■ Task item
Leave out the images and return all the data word for word.

■ Data
-*-*-
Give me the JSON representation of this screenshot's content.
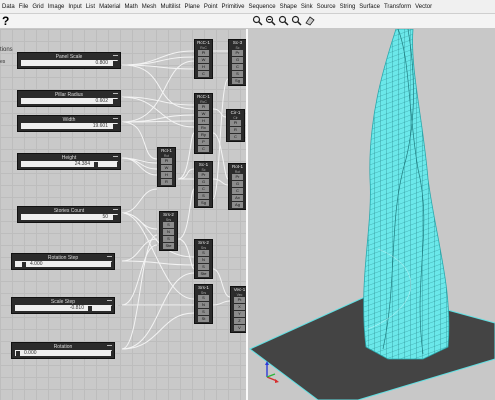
{
  "menu": [
    "Data",
    "File",
    "Grid",
    "Image",
    "Input",
    "List",
    "Material",
    "Math",
    "Mesh",
    "Multilist",
    "Plane",
    "Point",
    "Primitive",
    "Sequence",
    "Shape",
    "Sink",
    "Source",
    "String",
    "Surface",
    "Transform",
    "Vector"
  ],
  "toolbar": {
    "help_glyph": "?"
  },
  "canvas": {
    "label_partial": "tions",
    "label_partial2": "es"
  },
  "sliders": {
    "panel_scale": {
      "title": "Panel Scale",
      "value": "0.800"
    },
    "pillar_radius": {
      "title": "Pillar Radius",
      "value": "0.602"
    },
    "width": {
      "title": "Width",
      "value": "19.601"
    },
    "height": {
      "title": "Height",
      "value": "24.384"
    },
    "stories_count": {
      "title": "Stories Count",
      "value": "50"
    },
    "rotation_step": {
      "title": "Rotation Step",
      "value": "4.000"
    },
    "scale_step": {
      "title": "Scale Step",
      "value": "-0.810"
    },
    "rotation": {
      "title": "Rotation",
      "value": "0.000"
    }
  },
  "nodes": {
    "rct_1": {
      "title": "RcC-1",
      "sub": "RcC",
      "pins": [
        "Pl",
        "W",
        "H",
        "C"
      ]
    },
    "sc_3": {
      "title": "Sc-3",
      "sub": "Sc",
      "pins": [
        "Pr",
        "G",
        "C",
        "S",
        "Sg"
      ]
    },
    "rct_2": {
      "title": "RcC-1",
      "sub": "RcC",
      "pins": [
        "Pl",
        "W",
        "H",
        "Rx",
        "Ry",
        "P",
        "C"
      ]
    },
    "cir_1": {
      "title": "Cir-1",
      "sub": "Cir",
      "pins": [
        "Pl",
        "R",
        "C"
      ]
    },
    "rct_3": {
      "title": "Rct-1",
      "sub": "Rct",
      "pins": [
        "Pl",
        "W",
        "H",
        "R"
      ]
    },
    "sc_1": {
      "title": "Sc-1",
      "sub": "Sc",
      "pins": [
        "Pr",
        "G",
        "C",
        "S",
        "Sg"
      ]
    },
    "rot_1": {
      "title": "Rot-1",
      "sub": "Rot",
      "pins": [
        "Pr",
        "G",
        "C",
        "Ax",
        "Ag"
      ]
    },
    "srs_2": {
      "title": "Srs-2",
      "sub": "Srs",
      "pins": [
        "S",
        "N",
        "S",
        "Ste"
      ]
    },
    "srs_3": {
      "title": "Srs-2",
      "sub": "Srs",
      "pins": [
        "S",
        "N",
        "S",
        "Ste"
      ]
    },
    "srs_1": {
      "title": "Srs-1",
      "sub": "Srs",
      "pins": [
        "S",
        "N",
        "S",
        "St"
      ]
    },
    "vec_1": {
      "title": "Vec-1",
      "sub": "Vec",
      "pins": [
        "Pt",
        "X",
        "Y",
        "Z",
        "V"
      ]
    }
  },
  "viewport": {
    "tower_color": "#66e5e8",
    "ground_color": "#444444"
  }
}
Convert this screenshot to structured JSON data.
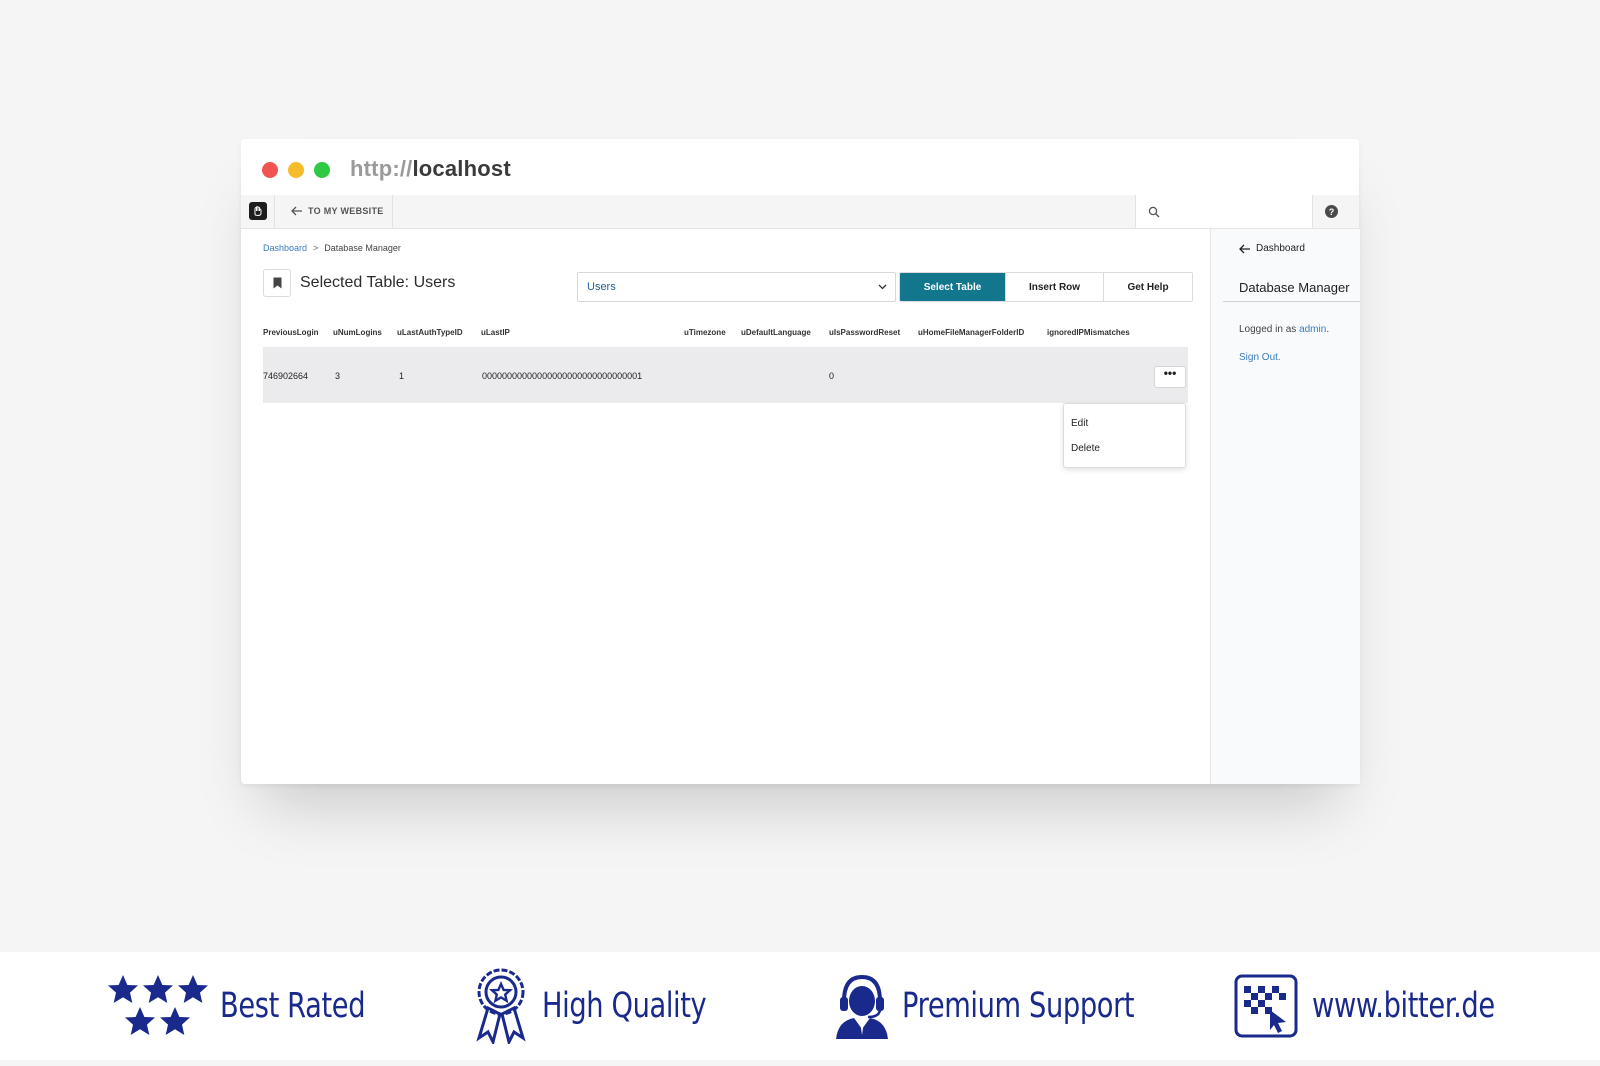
{
  "browser": {
    "url_protocol": "http://",
    "url_host": "localhost"
  },
  "toolbar": {
    "back_label": "TO MY WEBSITE"
  },
  "breadcrumb": {
    "root": "Dashboard",
    "separator": ">",
    "current": "Database Manager"
  },
  "page": {
    "title": "Selected Table: Users"
  },
  "table_select": {
    "selected": "Users"
  },
  "buttons": {
    "select_table": "Select Table",
    "insert_row": "Insert Row",
    "get_help": "Get Help"
  },
  "table": {
    "columns": [
      "PreviousLogin",
      "uNumLogins",
      "uLastAuthTypeID",
      "uLastIP",
      "uTimezone",
      "uDefaultLanguage",
      "uIsPasswordReset",
      "uHomeFileManagerFolderID",
      "ignoredIPMismatches"
    ],
    "row": {
      "PreviousLogin": "746902664",
      "uNumLogins": "3",
      "uLastAuthTypeID": "1",
      "uLastIP": "00000000000000000000000000000001",
      "uIsPasswordReset": "0",
      "actions_label": "•••"
    }
  },
  "row_menu": {
    "edit": "Edit",
    "delete": "Delete"
  },
  "sidebar": {
    "back_label": "Dashboard",
    "title": "Database Manager",
    "logged_in_prefix": "Logged in as",
    "username": "admin",
    "logged_in_suffix": ".",
    "sign_out": "Sign Out."
  },
  "badges": {
    "best_rated": "Best Rated",
    "high_quality": "High Quality",
    "premium_support": "Premium Support",
    "website": "www.bitter.de"
  },
  "colors": {
    "primary_button": "#12778c",
    "link": "#3a7bbf",
    "badge_text": "#1a2a8c",
    "traffic_red": "#f25451",
    "traffic_yellow": "#f5bd2c",
    "traffic_green": "#2fca44"
  }
}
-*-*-
■ Output for this exercise
Give me the JSON representation of this screenshot's content.
{
  "menu": [
    "Data",
    "File",
    "Grid",
    "Image",
    "Input",
    "List",
    "Material",
    "Math",
    "Mesh",
    "Multilist",
    "Plane",
    "Point",
    "Primitive",
    "Sequence",
    "Shape",
    "Sink",
    "Source",
    "String",
    "Surface",
    "Transform",
    "Vector"
  ],
  "toolbar": {
    "help_glyph": "?"
  },
  "canvas": {
    "label_partial": "tions",
    "label_partial2": "es"
  },
  "sliders": {
    "panel_scale": {
      "title": "Panel Scale",
      "value": "0.800"
    },
    "pillar_radius": {
      "title": "Pillar Radius",
      "value": "0.602"
    },
    "width": {
      "title": "Width",
      "value": "19.601"
    },
    "height": {
      "title": "Height",
      "value": "24.384"
    },
    "stories_count": {
      "title": "Stories Count",
      "value": "50"
    },
    "rotation_step": {
      "title": "Rotation Step",
      "value": "4.000"
    },
    "scale_step": {
      "title": "Scale Step",
      "value": "-0.810"
    },
    "rotation": {
      "title": "Rotation",
      "value": "0.000"
    }
  },
  "nodes": {
    "rct_1": {
      "title": "RcC-1",
      "sub": "RcC",
      "pins": [
        "Pl",
        "W",
        "H",
        "C"
      ]
    },
    "sc_3": {
      "title": "Sc-3",
      "sub": "Sc",
      "pins": [
        "Pr",
        "G",
        "C",
        "S",
        "Sg"
      ]
    },
    "rct_2": {
      "title": "RcC-1",
      "sub": "RcC",
      "pins": [
        "Pl",
        "W",
        "H",
        "Rx",
        "Ry",
        "P",
        "C"
      ]
    },
    "cir_1": {
      "title": "Cir-1",
      "sub": "Cir",
      "pins": [
        "Pl",
        "R",
        "C"
      ]
    },
    "rct_3": {
      "title": "Rct-1",
      "sub": "Rct",
      "pins": [
        "Pl",
        "W",
        "H",
        "R"
      ]
    },
    "sc_1": {
      "title": "Sc-1",
      "sub": "Sc",
      "pins": [
        "Pr",
        "G",
        "C",
        "S",
        "Sg"
      ]
    },
    "rot_1": {
      "title": "Rot-1",
      "sub": "Rot",
      "pins": [
        "Pr",
        "G",
        "C",
        "Ax",
        "Ag"
      ]
    },
    "srs_2": {
      "title": "Srs-2",
      "sub": "Srs",
      "pins": [
        "S",
        "N",
        "S",
        "Ste"
      ]
    },
    "srs_3": {
      "title": "Srs-2",
      "sub": "Srs",
      "pins": [
        "S",
        "N",
        "S",
        "Ste"
      ]
    },
    "srs_1": {
      "title": "Srs-1",
      "sub": "Srs",
      "pins": [
        "S",
        "N",
        "S",
        "St"
      ]
    },
    "vec_1": {
      "title": "Vec-1",
      "sub": "Vec",
      "pins": [
        "Pt",
        "X",
        "Y",
        "Z",
        "V"
      ]
    }
  },
  "viewport": {
    "tower_color": "#66e5e8",
    "ground_color": "#444444"
  }
}
Convert this screenshot to structured JSON data.
{
  "browser": {
    "url_protocol": "http://",
    "url_host": "localhost"
  },
  "toolbar": {
    "back_label": "TO MY WEBSITE"
  },
  "breadcrumb": {
    "root": "Dashboard",
    "separator": ">",
    "current": "Database Manager"
  },
  "page": {
    "title": "Selected Table: Users"
  },
  "table_select": {
    "selected": "Users"
  },
  "buttons": {
    "select_table": "Select Table",
    "insert_row": "Insert Row",
    "get_help": "Get Help"
  },
  "table": {
    "columns": [
      "PreviousLogin",
      "uNumLogins",
      "uLastAuthTypeID",
      "uLastIP",
      "uTimezone",
      "uDefaultLanguage",
      "uIsPasswordReset",
      "uHomeFileManagerFolderID",
      "ignoredIPMismatches"
    ],
    "row": {
      "PreviousLogin": "746902664",
      "uNumLogins": "3",
      "uLastAuthTypeID": "1",
      "uLastIP": "00000000000000000000000000000001",
      "uIsPasswordReset": "0",
      "actions_label": "•••"
    }
  },
  "row_menu": {
    "edit": "Edit",
    "delete": "Delete"
  },
  "sidebar": {
    "back_label": "Dashboard",
    "title": "Database Manager",
    "logged_in_prefix": "Logged in as",
    "username": "admin",
    "logged_in_suffix": ".",
    "sign_out": "Sign Out."
  },
  "badges": {
    "best_rated": "Best Rated",
    "high_quality": "High Quality",
    "premium_support": "Premium Support",
    "website": "www.bitter.de"
  },
  "colors": {
    "primary_button": "#12778c",
    "link": "#3a7bbf",
    "badge_text": "#1a2a8c",
    "traffic_red": "#f25451",
    "traffic_yellow": "#f5bd2c",
    "traffic_green": "#2fca44"
  }
}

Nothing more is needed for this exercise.